“The lifespan of a particular plant or animal appears, not as drama complete in itself, but only as a brief interlude in a panorama of endless change.”
I thought of Rachel Carson’s words when I visited the Rose Garden in Washington Park in Portland, Oregon. The cloud cover had given way for just a few hours of sun, and we went from row to row, peering carefully at the flavors of each flower, watching as some shed petals down to the ground while others held raindrops like necklace beads. Not that they needed necklaces.
We also bent carefully to sniff their scent. What you do is you get closer, bend your head, get even closer, and when you stand back up, you’re no longer the same.
My friend took a reluctant photo of me (I’m always reluctant around cameras), and when I looked at it, to my surprise, one of the roses lay on top of my shoulder like a corsage a young boyfriend misplaced from bumbling enthusiasm, or perhaps like some giant earring that dangles too far down.
Rachel Carson speaks of things not being just themselves, but brief interludes of change. She might have added that things aren’t just themselves but beads of an endless necklace that connects all beings. It wasn’t just me bending towards the flowers, the flowers bent towards me. Not because I was the sun and not because I was a propagating bee, but because I was their sangha, their community of a sort.
They bent towards me, and I bent towards them. Did we meet anywhere? Does it matter? It’s the inclination towards, the aspiration, the longing met or unmet, that counts. That, and the dropping petals, the passing clouds overhead, the wet, brisk wind that talked not of satisfaction or disappointment but of the endlessness of it all.
Why smell roses in Portland? I live out in nature, with flowers growing at my Kwan-yin’s feet in the back. Why go to a garden in a different city? Maybe because I don’t have enough sun to grow roses by my house. But even if I did, Portland roses smell differently from New England roses.
In my last post I wrote that every time I travel, I wake up that morning and ask myself: Why exactly am I leaving home? Tell me, is there a better reason for leaving home than to smell roses in Portland?

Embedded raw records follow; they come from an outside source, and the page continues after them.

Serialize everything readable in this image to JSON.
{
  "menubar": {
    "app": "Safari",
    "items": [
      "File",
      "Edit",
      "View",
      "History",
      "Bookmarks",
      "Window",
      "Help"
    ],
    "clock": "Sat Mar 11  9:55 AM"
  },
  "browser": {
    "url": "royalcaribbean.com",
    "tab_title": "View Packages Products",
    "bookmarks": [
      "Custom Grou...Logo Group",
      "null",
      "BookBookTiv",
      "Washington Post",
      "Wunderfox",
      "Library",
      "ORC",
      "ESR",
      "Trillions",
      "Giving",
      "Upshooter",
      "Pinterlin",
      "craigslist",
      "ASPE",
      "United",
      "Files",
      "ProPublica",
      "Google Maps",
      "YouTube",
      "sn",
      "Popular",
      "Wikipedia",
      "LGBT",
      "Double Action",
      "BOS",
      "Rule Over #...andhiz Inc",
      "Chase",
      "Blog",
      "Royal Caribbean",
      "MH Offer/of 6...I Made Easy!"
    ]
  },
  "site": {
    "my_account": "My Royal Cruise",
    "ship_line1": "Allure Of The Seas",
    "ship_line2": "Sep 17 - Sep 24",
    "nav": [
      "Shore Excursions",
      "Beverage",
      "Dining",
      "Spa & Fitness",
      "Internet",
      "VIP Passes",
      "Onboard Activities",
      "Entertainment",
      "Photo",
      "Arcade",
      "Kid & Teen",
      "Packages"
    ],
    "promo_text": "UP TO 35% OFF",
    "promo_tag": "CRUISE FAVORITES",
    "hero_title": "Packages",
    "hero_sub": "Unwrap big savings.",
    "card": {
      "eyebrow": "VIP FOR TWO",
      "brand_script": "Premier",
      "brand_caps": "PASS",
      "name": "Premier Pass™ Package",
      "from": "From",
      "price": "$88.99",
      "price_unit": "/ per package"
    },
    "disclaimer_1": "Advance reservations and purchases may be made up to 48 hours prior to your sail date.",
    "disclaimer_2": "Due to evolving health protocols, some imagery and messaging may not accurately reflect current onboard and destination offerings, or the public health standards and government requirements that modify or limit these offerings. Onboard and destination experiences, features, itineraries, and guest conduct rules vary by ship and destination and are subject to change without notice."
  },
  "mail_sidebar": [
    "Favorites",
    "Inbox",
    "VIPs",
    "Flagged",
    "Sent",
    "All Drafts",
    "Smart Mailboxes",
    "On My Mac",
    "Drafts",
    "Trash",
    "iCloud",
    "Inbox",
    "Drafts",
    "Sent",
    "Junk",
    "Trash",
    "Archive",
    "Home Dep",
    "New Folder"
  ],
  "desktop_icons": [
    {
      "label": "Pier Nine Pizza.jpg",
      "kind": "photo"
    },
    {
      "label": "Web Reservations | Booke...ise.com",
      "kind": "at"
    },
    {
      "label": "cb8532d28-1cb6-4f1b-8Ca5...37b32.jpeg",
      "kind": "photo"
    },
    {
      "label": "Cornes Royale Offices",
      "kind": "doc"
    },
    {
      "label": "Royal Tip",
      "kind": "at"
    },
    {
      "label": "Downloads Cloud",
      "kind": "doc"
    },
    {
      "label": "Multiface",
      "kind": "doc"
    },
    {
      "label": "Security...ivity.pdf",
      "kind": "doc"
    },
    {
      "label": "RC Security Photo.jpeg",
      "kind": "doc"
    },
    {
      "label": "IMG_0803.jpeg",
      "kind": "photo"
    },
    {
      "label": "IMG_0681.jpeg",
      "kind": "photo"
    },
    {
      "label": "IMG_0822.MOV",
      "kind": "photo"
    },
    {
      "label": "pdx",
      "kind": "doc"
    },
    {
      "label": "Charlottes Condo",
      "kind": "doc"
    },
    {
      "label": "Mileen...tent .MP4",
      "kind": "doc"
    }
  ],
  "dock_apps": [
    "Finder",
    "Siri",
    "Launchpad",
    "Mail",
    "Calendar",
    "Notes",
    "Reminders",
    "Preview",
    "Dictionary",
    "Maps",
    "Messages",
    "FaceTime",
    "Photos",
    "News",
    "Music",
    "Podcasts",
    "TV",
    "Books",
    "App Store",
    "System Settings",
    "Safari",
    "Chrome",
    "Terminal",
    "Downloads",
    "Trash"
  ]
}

I’ve begun my drive down to San Francisco. Hundreds of miles, 300 today, passing Cannon Beach, Newport, the Siuslaw Forest, with a motel stop in Florence overnight. Maybe I’ll stop at a cave to see sea lions, depending on the time.
Driving west from Portland towards the ocean, a coyote ran on the road and I braked hard to let him cross.